Your answer should be one number: the count of lines in the data below that include "screenshot".

======

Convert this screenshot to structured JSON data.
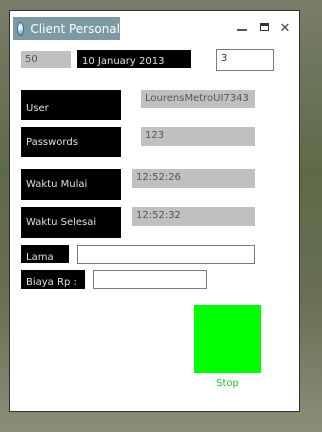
{
  "window": {
    "title": "Client Personal"
  },
  "top": {
    "count": "50",
    "date": "10 January 2013",
    "number": "3"
  },
  "fields": {
    "user_label": "User",
    "user_value": "LourensMetroUI7343",
    "passwords_label": "Passwords",
    "passwords_value": "123",
    "waktu_mulai_label": "Waktu Mulai",
    "waktu_mulai_value": "12:52:26",
    "waktu_selesai_label": "Waktu Selesai",
    "waktu_selesai_value": "12:52:32",
    "lama_label": "Lama",
    "lama_value": "",
    "biaya_label": "Biaya Rp :",
    "biaya_value": ""
  },
  "stop": {
    "label": "Stop",
    "color": "#00ff00"
  },
  "icons": {
    "app": "globe-icon",
    "minimize": "minimize-icon",
    "maximize": "maximize-icon",
    "close": "close-icon"
  }
}
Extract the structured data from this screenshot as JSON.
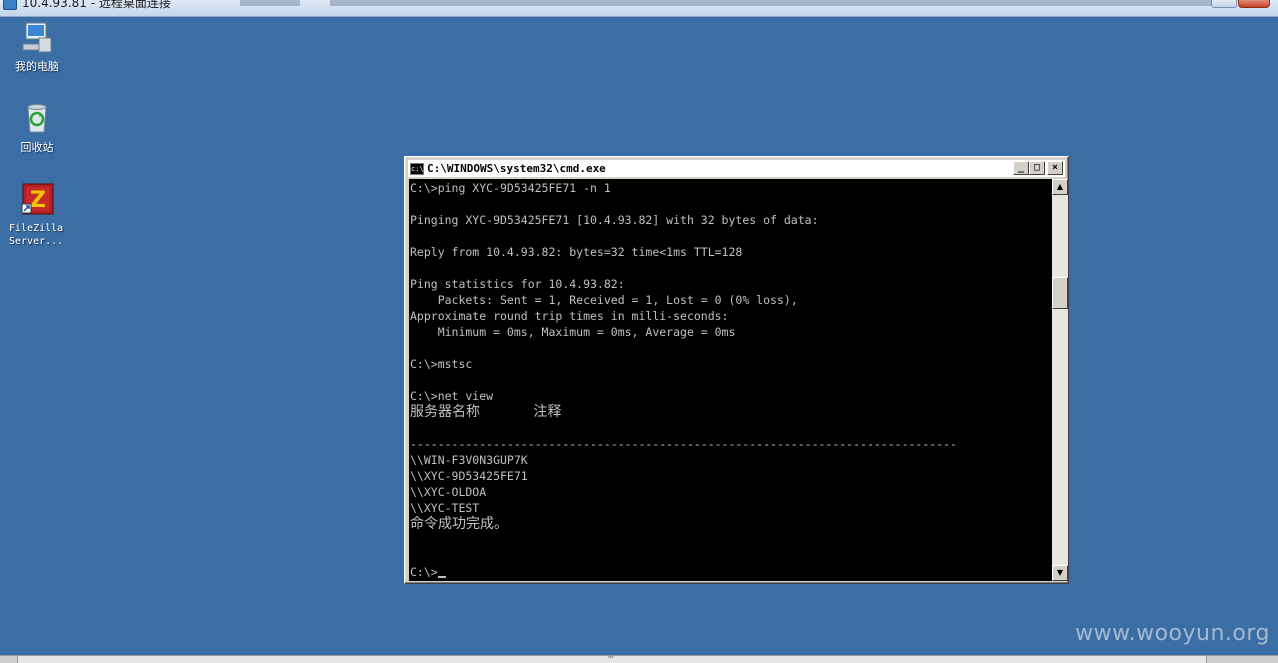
{
  "rdp": {
    "title": "10.4.93.81 - 远程桌面连接"
  },
  "desktop": {
    "icons": [
      {
        "label": "我的电脑",
        "icon": "computer-icon"
      },
      {
        "label": "回收站",
        "icon": "recycle-bin-icon"
      },
      {
        "label": "FileZilla\nServer...",
        "icon": "filezilla-server-icon"
      }
    ]
  },
  "cmd": {
    "title": "C:\\WINDOWS\\system32\\cmd.exe",
    "buttons": {
      "minimize": "_",
      "maximize": "□",
      "close": "×"
    },
    "lines": [
      "C:\\>ping XYC-9D53425FE71 -n 1",
      "",
      "Pinging XYC-9D53425FE71 [10.4.93.82] with 32 bytes of data:",
      "",
      "Reply from 10.4.93.82: bytes=32 time<1ms TTL=128",
      "",
      "Ping statistics for 10.4.93.82:",
      "    Packets: Sent = 1, Received = 1, Lost = 0 (0% loss),",
      "Approximate round trip times in milli-seconds:",
      "    Minimum = 0ms, Maximum = 0ms, Average = 0ms",
      "",
      "C:\\>mstsc",
      "",
      "C:\\>net view",
      "服务器名称            注释",
      "",
      "-------------------------------------------------------------------------------",
      "\\\\WIN-F3V0N3GUP7K",
      "\\\\XYC-9D53425FE71",
      "\\\\XYC-OLDOA",
      "\\\\XYC-TEST",
      "命令成功完成。",
      "",
      ""
    ],
    "prompt": "C:\\>"
  },
  "watermark": "www.wooyun.org",
  "bottom_bar": {
    "mark": "'''"
  }
}
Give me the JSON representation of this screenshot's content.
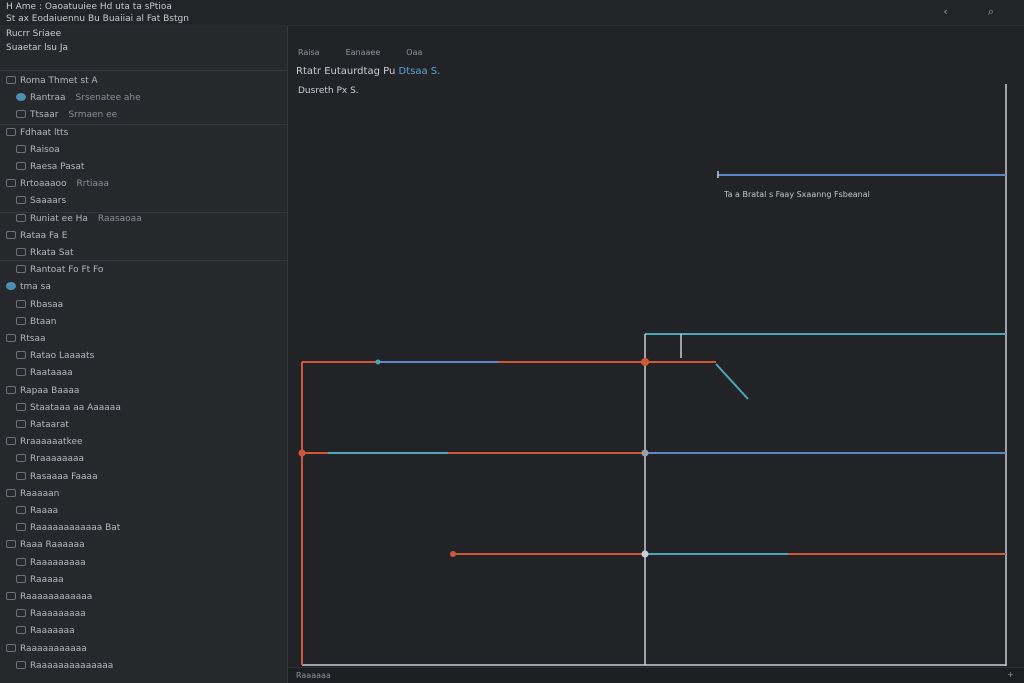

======

__Written solution__: 3